Blade Grinders versus Burr Grinders
Moving ever forward on the path to your perfect cup, the next step is learning how to grind coffee and decide which grinder to use on the whole coffee beans. The common debate you’ll find on this issue is blade grinders versus burr grinders. Blade grinders are exactly what they sound like: machines that “grind” through the use of a fast-moving blade. You may already have one of these bad boys in your kitchen and commonly refer to it as the spice grinder.
A burr grinder, on the other hand, crushes the beans between two surfaces, often a moving wheel and a non-moving surface. There are two types of burr grinders (wheel and conical), but for now we’re going to discuss these in a general sense. We are, after all, just starting out.
What you want to know from the get-go is this: blade grinders are cheaper; burr grinders are more expensive.
In some cases, burr grinders are much more expensive. Blade grinders will run you anywhere from $10-$40 at the upper-most limit. Burr grinders will run you anywhere from $30-$300, maybe more. The lower level of burr grinders will often be either manual grinders, or entry-level machines with less-than-perfect track records.
While blade grinders are by far the more economical choice, they do come along with a fair share of negatives, which is why many coffee lovers will eventually buy into a high-rated Burr grinder.
Blade grinders have two major downsides: lack of grind consistency and excessive heat production.
Most blade grinders will not have a “grind consistency” option, which means if you’re looking for a coarse grind, medium grind, fine grind, or somewhere in between, it’s all down to your eye and luck. Beyond the choice of consistency, there’s the larger problem of uniformity of grind. Though you may be shooting for a coarse grind, there will be a fair amount of fine coffee powder that comes along with it.
I can still remember the first time I researched the differences between grinders. As I read about grind consistency and heat production, all I kept thinking was, “Bull! This is all a bunch of nit-picky bellyaching, and I’ll never be able to tell the difference anyway!”
I wasn’t sold. I didn’t consider myself a coffee connoisseur, and I doubted I could taste the difference between coffee grounds from a burr grinder versus a blade grinder.
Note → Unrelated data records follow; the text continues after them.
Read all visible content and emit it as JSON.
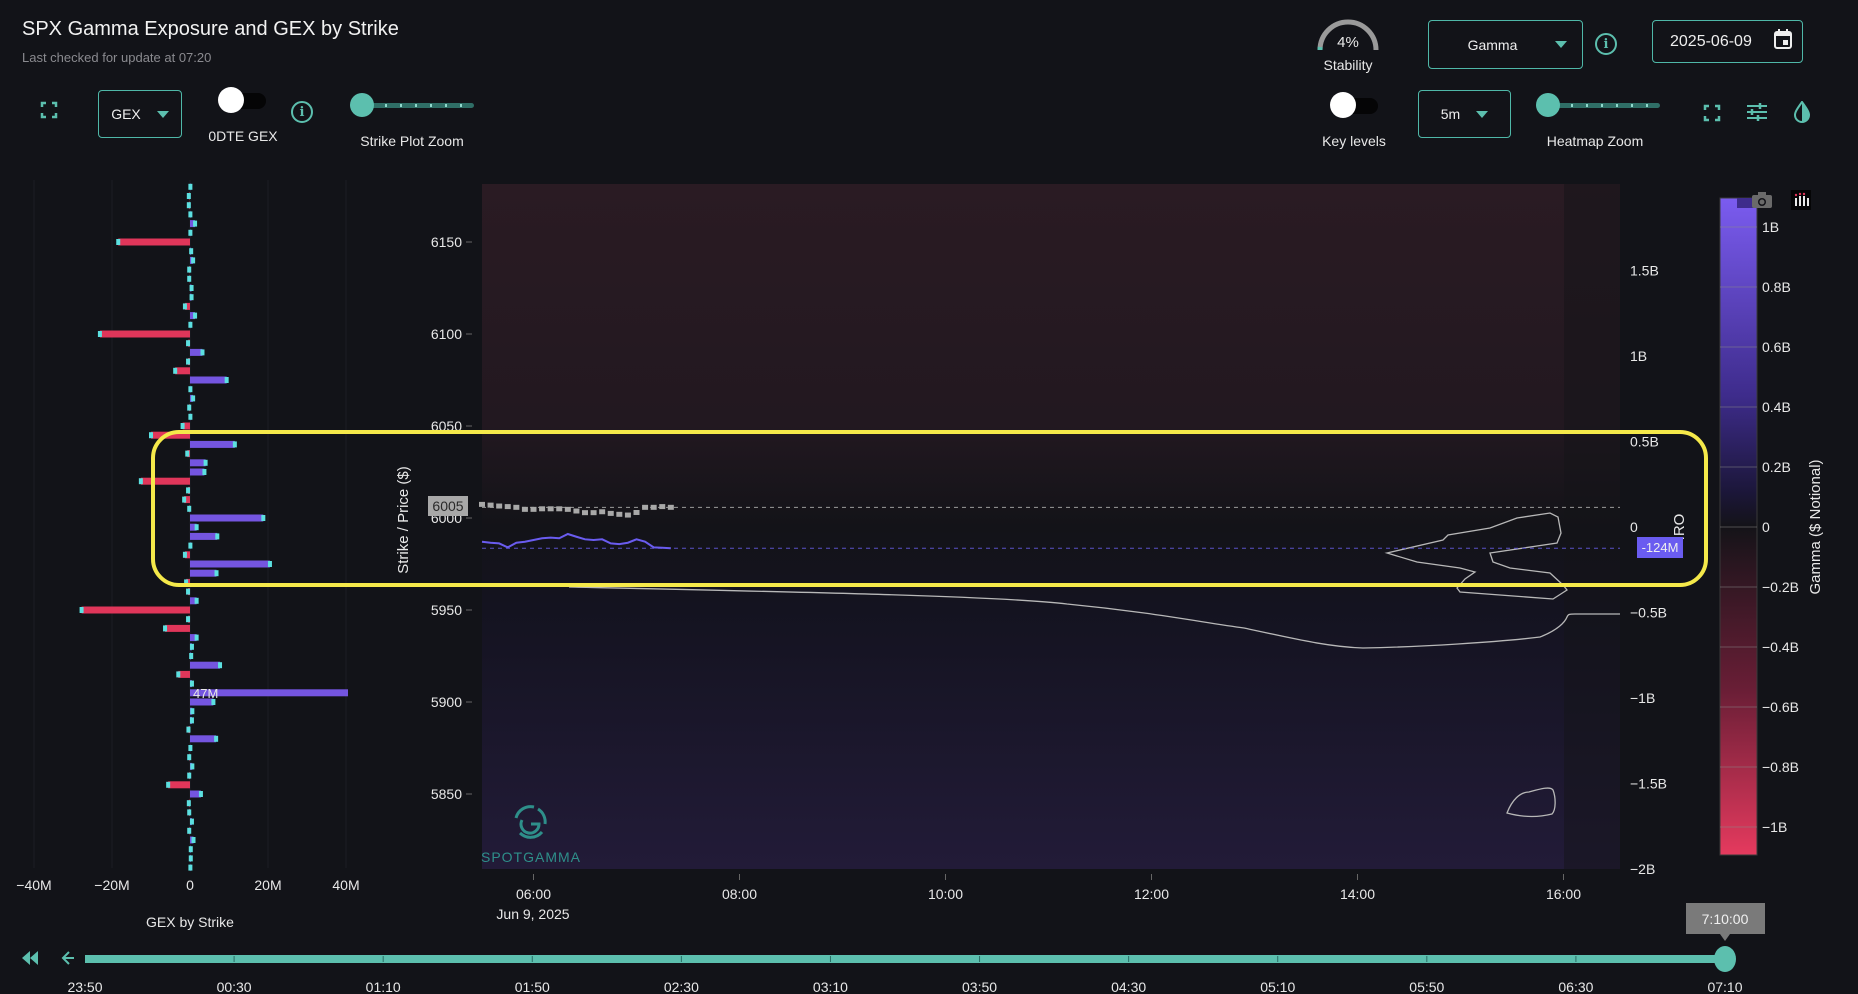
{
  "header": {
    "title": "SPX Gamma Exposure and GEX by Strike",
    "subtitle": "Last checked for update at 07:20"
  },
  "left_controls": {
    "gex_dropdown": "GEX",
    "odte_toggle_label": "0DTE GEX",
    "odte_toggle_on": false,
    "strike_zoom_label": "Strike Plot Zoom",
    "strike_zoom_value": 0
  },
  "right_controls": {
    "stability_value": "4%",
    "stability_fraction": 0.04,
    "stability_label": "Stability",
    "mode_dropdown": "Gamma",
    "date": "2025-06-09",
    "key_levels_label": "Key levels",
    "key_levels_on": false,
    "interval_dropdown": "5m",
    "heatmap_zoom_label": "Heatmap Zoom",
    "heatmap_zoom_value": 0
  },
  "colors": {
    "accent": "#5cbfae",
    "positive": "#7455e0",
    "negative": "#e0365a",
    "marker": "#5ce0e0",
    "highlight": "#f5e94a"
  },
  "chart_data": [
    {
      "type": "bar",
      "orientation": "horizontal",
      "title": "GEX by Strike",
      "xlabel": "GEX by Strike",
      "xlim": [
        -40,
        40
      ],
      "xticks": [
        "−40M",
        "−20M",
        "0",
        "20M",
        "40M"
      ],
      "xtick_values": [
        -40,
        -20,
        0,
        20,
        40
      ],
      "units": "M",
      "annotation": "47M",
      "strikes": [
        6180,
        6175,
        6170,
        6165,
        6160,
        6155,
        6150,
        6145,
        6140,
        6135,
        6130,
        6125,
        6120,
        6115,
        6110,
        6105,
        6100,
        6095,
        6090,
        6085,
        6080,
        6075,
        6070,
        6065,
        6060,
        6055,
        6050,
        6045,
        6040,
        6035,
        6030,
        6025,
        6020,
        6015,
        6010,
        6005,
        6000,
        5995,
        5990,
        5985,
        5980,
        5975,
        5970,
        5965,
        5960,
        5955,
        5950,
        5945,
        5940,
        5935,
        5930,
        5925,
        5920,
        5915,
        5910,
        5905,
        5900,
        5895,
        5890,
        5885,
        5880,
        5875,
        5870,
        5865,
        5860,
        5855,
        5850,
        5845,
        5840,
        5835,
        5830,
        5825,
        5820,
        5815,
        5810
      ],
      "values": [
        0.1,
        -0.3,
        -0.3,
        0.1,
        1.3,
        0.1,
        -18.4,
        0.3,
        0.8,
        -0.2,
        -0.2,
        0.4,
        0.4,
        -1.3,
        1.3,
        0.1,
        -23.1,
        -0.5,
        3.2,
        -0.5,
        -3.8,
        9.4,
        0.1,
        0.8,
        -0.2,
        0.1,
        -1.9,
        -10,
        11.5,
        -0.7,
        4,
        3.7,
        -12.6,
        -0.5,
        -1.5,
        -0.2,
        18.8,
        1.7,
        7,
        0.1,
        -1.3,
        20.5,
        6.8,
        -1,
        -0.5,
        1.7,
        -27.8,
        -0.5,
        -6.4,
        1.7,
        0.5,
        0.3,
        7.7,
        -3,
        0.5,
        47,
        6,
        0.6,
        0.5,
        -0.4,
        6.7,
        0.1,
        -0.2,
        0.6,
        -0.2,
        -5.6,
        2.8,
        -0.3,
        -0.2,
        0.5,
        -0.2,
        0.9,
        0.2,
        0.2,
        0.1
      ]
    },
    {
      "type": "heatmap",
      "title": "Gamma heatmap",
      "ylabel": "Strike / Price ($)",
      "y2label": "IRO",
      "colorbar_label": "Gamma ($ Notional)",
      "ylim": [
        5809,
        6181
      ],
      "yticks": [
        6150,
        6100,
        6050,
        6000,
        5950,
        5900,
        5850
      ],
      "y2lim": [
        -2,
        2
      ],
      "y2ticks": [
        "1.5B",
        "1B",
        "0.5B",
        "0",
        "−0.5B",
        "−1B",
        "−1.5B",
        "−2B"
      ],
      "y2tick_values": [
        1.5,
        1,
        0.5,
        0,
        -0.5,
        -1,
        -1.5,
        -2
      ],
      "colorbar_range": [
        -1.1,
        1.1
      ],
      "colorbar_ticks": [
        "1B",
        "0.8B",
        "0.6B",
        "0.4B",
        "0.2B",
        "0",
        "−0.2B",
        "−0.4B",
        "−0.6B",
        "−0.8B",
        "−1B"
      ],
      "colorbar_tick_values": [
        1,
        0.8,
        0.6,
        0.4,
        0.2,
        0,
        -0.2,
        -0.4,
        -0.6,
        -0.8,
        -1
      ],
      "xlim_hours": [
        5.5,
        16.55
      ],
      "xticks": [
        "06:00",
        "08:00",
        "10:00",
        "12:00",
        "14:00",
        "16:00"
      ],
      "xtick_hours": [
        6,
        8,
        10,
        12,
        14,
        16
      ],
      "x_date_label": "Jun 9, 2025",
      "price_label": "6005",
      "price_level": 6005.8,
      "iro_label": "-124M",
      "iro_level_M": -124,
      "time_start_hour": 5.5,
      "time_step_min": 5,
      "price_series": [
        6007.4,
        6007,
        6006.5,
        6006.2,
        6005.8,
        6004.7,
        6004.7,
        6005,
        6005,
        6005,
        6004.7,
        6003.8,
        6002.9,
        6002.9,
        6003.4,
        6002.5,
        6002,
        6001.6,
        6003,
        6005.8,
        6005.8,
        6006.2,
        6005.8
      ],
      "iro_series_M": [
        -86,
        -92,
        -96,
        -119,
        -92,
        -86,
        -76,
        -66,
        -62,
        -66,
        -41,
        -57,
        -72,
        -76,
        -72,
        -96,
        -100,
        -92,
        -72,
        -86,
        -119,
        -121,
        -124
      ]
    }
  ],
  "watermark": "SPOTGAMMA",
  "timeline": {
    "labels": [
      "23:50",
      "00:30",
      "01:10",
      "01:50",
      "02:30",
      "03:10",
      "03:50",
      "04:30",
      "05:10",
      "05:50",
      "06:30",
      "07:10"
    ],
    "current": "7:10:00",
    "position_fraction": 1.0
  }
}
I was wrong, and here’s why: The consistency of the grind effects the extraction rate of the coffee. The more surface area there is (fine grounds), the quicker coffee flavor and aroma is extracted, and the less surface area (coarse grounds), the longer it takes. Over extraction of coffee is what often causes that bitter, acidic flavor many people associate with coffee. So imagine you have coarsely ground coffee that you determine needs at least 4 minutes of steeping time, but mixed in with that is a large amount of coffee dust (fine powder from the grinding process) that will be over extracted if steeped for 4 minutes because it has more surface area. Simply put, your coffee flavor will suffer.
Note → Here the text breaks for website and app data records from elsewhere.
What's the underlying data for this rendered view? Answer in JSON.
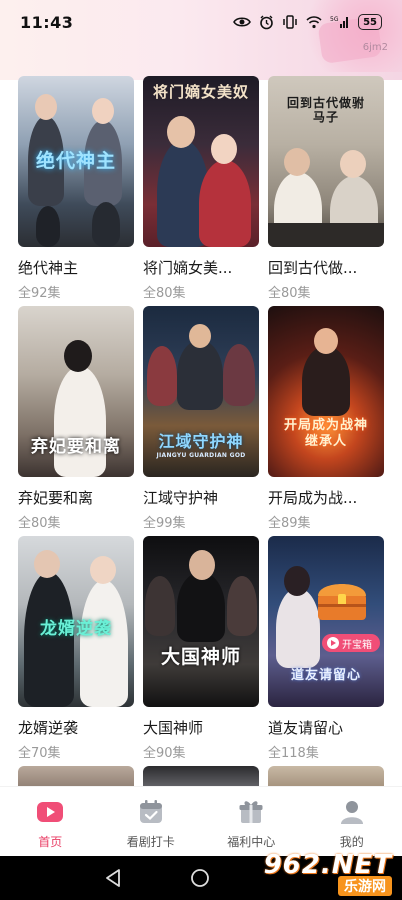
{
  "status": {
    "time": "11:43",
    "battery": "55"
  },
  "header": {
    "corner_tag": "6jm2"
  },
  "dramas": [
    {
      "title": "绝代神主",
      "episodes": "全92集",
      "poster_text": "绝代神主"
    },
    {
      "title": "将门嫡女美...",
      "episodes": "全80集",
      "poster_text": "将门嫡女美奴"
    },
    {
      "title": "回到古代做...",
      "episodes": "全80集",
      "poster_text": "回到古代做驸马子"
    },
    {
      "title": "弃妃要和离",
      "episodes": "全80集",
      "poster_text": "弃妃要和离"
    },
    {
      "title": "江域守护神",
      "episodes": "全99集",
      "poster_text": "江域守护神",
      "poster_subtext": "JIANGYU GUARDIAN GOD"
    },
    {
      "title": "开局成为战...",
      "episodes": "全89集",
      "poster_text": "开局成为战神继承人"
    },
    {
      "title": "龙婿逆袭",
      "episodes": "全70集",
      "poster_text": "龙婿逆袭"
    },
    {
      "title": "大国神师",
      "episodes": "全90集",
      "poster_text": "大国神师"
    },
    {
      "title": "道友请留心",
      "episodes": "全118集",
      "poster_text": "道友请留心"
    }
  ],
  "treasure_button": {
    "label": "开宝箱"
  },
  "bottom_nav": [
    {
      "label": "首页",
      "icon": "play-tv-icon",
      "active": true
    },
    {
      "label": "看剧打卡",
      "icon": "calendar-check-icon",
      "active": false
    },
    {
      "label": "福利中心",
      "icon": "gift-icon",
      "active": false
    },
    {
      "label": "我的",
      "icon": "user-icon",
      "active": false
    }
  ],
  "watermark": {
    "logo": "962.NET",
    "subtitle": "乐游网"
  },
  "colors": {
    "accent": "#e93d64",
    "muted_text": "#9a9a9a",
    "watermark_orange": "#f7941d"
  }
}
Similarly, the production of too much heat will negatively effect coffee’s flavor. Picture that blade spinning at incredibly high speeds. When it does, it gets hot and can actually “roast” the coffee a little, causing the resulting brew to have a burned, over-roasted flavor.
After that list of cons, you may think I’m going to suggest avoiding blade grinders, but that isn’t the case. Generally speaking, you won’t need one of the expensive burr grinders unless you are planning on making espresso (which calls for a very fine, uniform grind), using an advanced and equally expensive espresso maker. In fact, my brother Mike (co-founder of Grind Brew Love) uses a blade grinder. He has developed an interesting method to keep heat production down and gets a fairly uniform grind as well, which involves short “pulses” of the blade combined with shaking the canister to evenly distribute the grounds. He even argues that his method produces less coffee dust than using my cheap burr grinder–and he may be right about that.
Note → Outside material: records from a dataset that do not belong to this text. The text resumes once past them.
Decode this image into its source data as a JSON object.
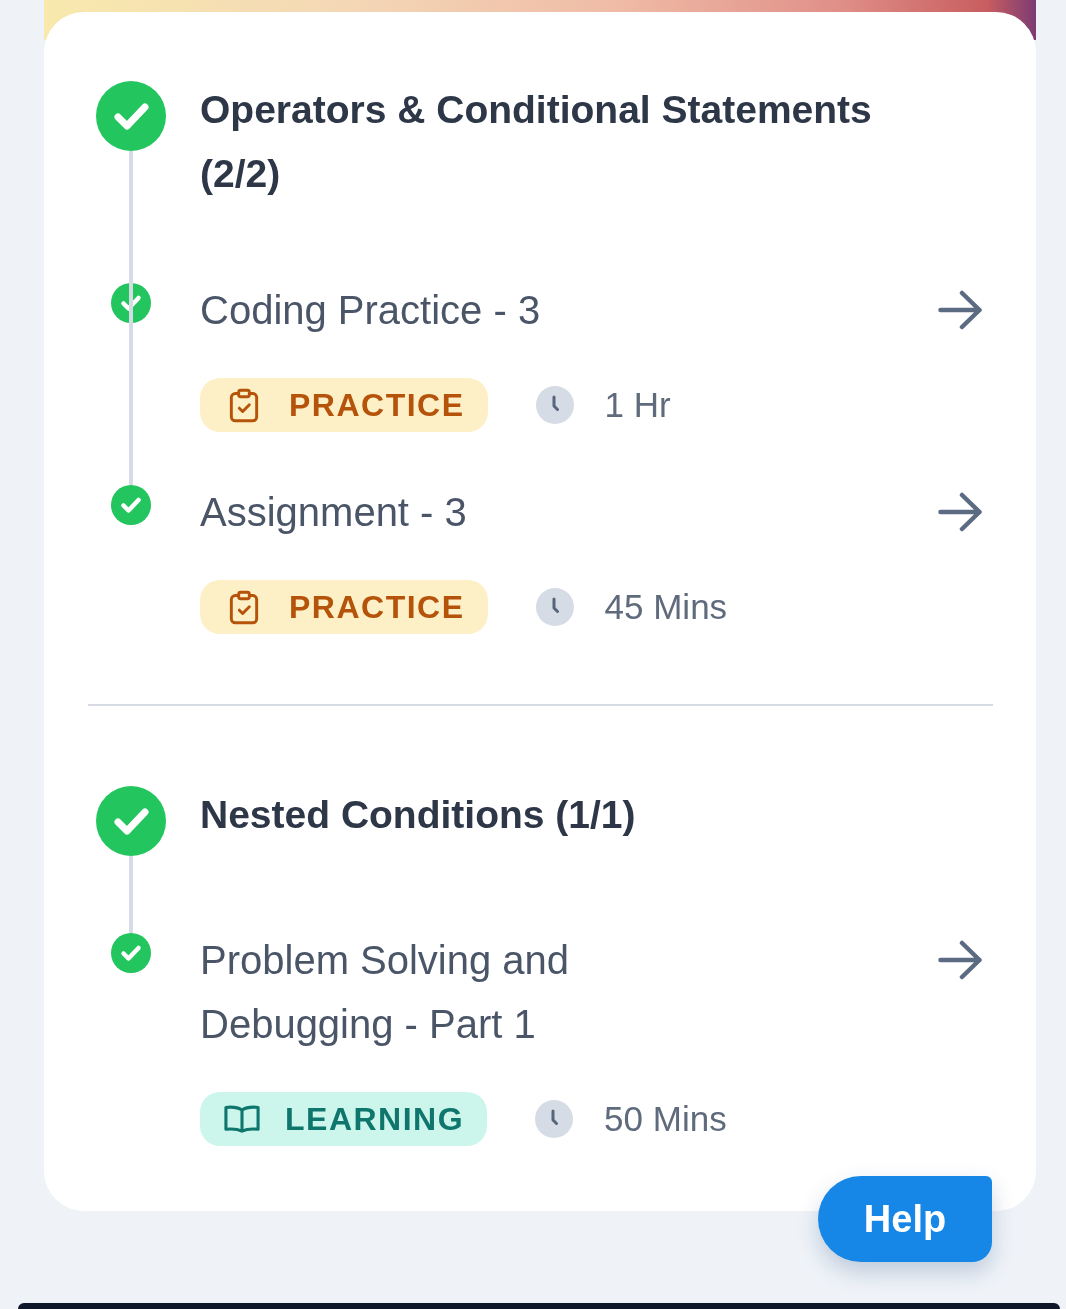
{
  "sections": [
    {
      "title": "Operators & Conditional Statements (2/2)",
      "completed": true,
      "items": [
        {
          "title": "Coding Practice - 3",
          "completed": true,
          "tag": {
            "kind": "practice",
            "label": "PRACTICE"
          },
          "duration": "1 Hr"
        },
        {
          "title": "Assignment - 3",
          "completed": true,
          "tag": {
            "kind": "practice",
            "label": "PRACTICE"
          },
          "duration": "45 Mins"
        }
      ]
    },
    {
      "title": "Nested Conditions (1/1)",
      "completed": true,
      "items": [
        {
          "title": "Problem Solving and Debugging - Part 1",
          "completed": true,
          "tag": {
            "kind": "learning",
            "label": "LEARNING"
          },
          "duration": "50 Mins"
        }
      ]
    }
  ],
  "help_button": {
    "label": "Help"
  }
}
Of course, many of the areas where blade grinders suffer are the same places burr grinders excel.
They do not create too much heat during grinding, they have many coarseness selections, and they create superior uniformity of grounds. What comes along with this, as mentioned earlier, is a higher price tag. The lower priced burr grinders are a step up from blade grinders, but will lack in grind uniformity, often creating a lot of coffee dust.
When choosing which grinder you want to purchase, it’s important that you consider where you are in the brewing world.
If you’re just starting out and have purchased your first French Press, you are probably best served getting a blade grinder. It won’t be perfect, but it will certainly be a step up from brewing pre-ground, store bought coffee in a cheap auto-drip machine. As you move forward, you may consider buying into the lower level of burr grinders too.
If, on the other hand, you like to jump in with both feet, and you have the money, get a high-rated burr grinder. This is also true if you’re planning on brewing espresso and already have (or plan on purchasing) an expensive espresso maker.
What you should absolutely not do is get caught up in the never-ending cycle of research. I’m notorious for over-researching products. If I am planning on spending even $25, I may spend weeks reading reviews, doing background research, and basically driving myself nuts. The truth is, most grinders have one-star reviews. There’s always someone who hates a product, even if it has universally positive reviews.
At the end of the day, this is your path to walk, and you should do so at your own pace. Choose the grinder that fits your needs and budget. You can always upgrade later.